Now you all know or may have heard, the .308 Winchester is about as useless a cartridge as has ever been invented. There's nothing trendy or sexy about it whatsoever, and many believe it has lost its ability to kill deer. I went to a lodge in South Carolina in September of 2016 and had a guide tell us that the only caliber that they always had to track deer from was a .308 because it just couldn't put one down effectively... 🤣 🤣🤣 I had planned right then and there to come back to that camp with a .308 and make sure that guide knew what I was shooting.
So since nobody has any use for a .308, I won that brand new package gun for $385 with detachable magazine and 12x Bushnell scope. Now I'm not super excited about the scope, because it will be one of Bushnell's low end models, for sure, but it it'll hold zero, 12x is good enough. Glare and low light ability will be horrendous, but if the crosshair is thick enough to see, I can make it work on something. Yes, I have to pay $26 something for tax, they want $45 to ship from Texas, and my dealer charges me a mere $10 for transfer fee. Now it's $466 walking through my door. More like it, but still a bargain by today's standards by about a good $100. The finish matches the stock better, and I don't have to convert the bolt release. I got a new $1500 Sauer for about half price last week because nobody knows the difference in models and it wasn't trendy. With .30 Noslers, .300 Normas, and .300 PRCs, the .300 Win Mag has suddenly lost it's ability to kill deer at distance and with it, the appeal it once had to all hunters and shooters. And just plain black matte is worthless anyway... You know it isn't accurate if it isn't an urban camo molded Manners or $1500 chassis.
I told you at the beginning I wanted an action to finish my .22 Creedmoor build.
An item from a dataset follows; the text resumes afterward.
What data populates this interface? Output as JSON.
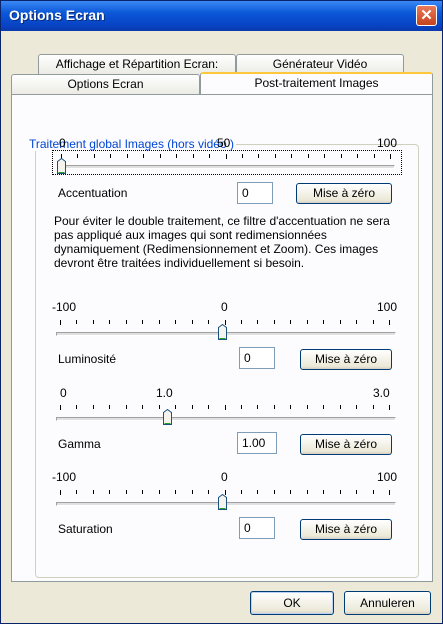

I'm kind of excited about my little .308 right now. Not so much in the hollow plastic injection molded tupperware it's wearing, but transplanted in the Boyd's stock and converted to blind magazine (just because that's the way the stock is configured), bedded nicely with gray MarineTex, and hand lapped with bore lapping compound to smooth out the ridiculous tooling marks inside all the late-production Savage barrels - and possibly a Rifle Basix trigger transplant, the barreled action would be perfect in the Boyd's laminate semi-gloss stock. Using some Lapua small-primer (Palma) brass with a bullet of its liking and match primers running Norma 203B, I MIGHT have a sub-1/2" tack driver capable of taking everything from varmints to moose out to 6 or 700 yards... all because NOBODY but me wanted it for being a lowly .308. To be continued on range test day...
ADG 22 Creedmoor brass. It has been very illusive over the past 4 or 5 months. Also got the Talley mounts in and put a scope on the Sauer 101. Waiting for the Norma brass to show up Monday. (.300 Win Mag)
Well, before I could get back to Walmart to get the 88, me and a buddy stopped by High Caliber in Long Beach. He was looking for a case for a new AR pistol, and I knew they have some good ones. Alas, one simply does not enter the High Caliber without perusing the firearms display case. Been kinda - sorta - thinking about looking around for 357 snubbie to use as a snake gun (one can fit a LOT more shot into 357 brass than 38 brass). The kinda - sorta - thinking about was over before it got started, lol.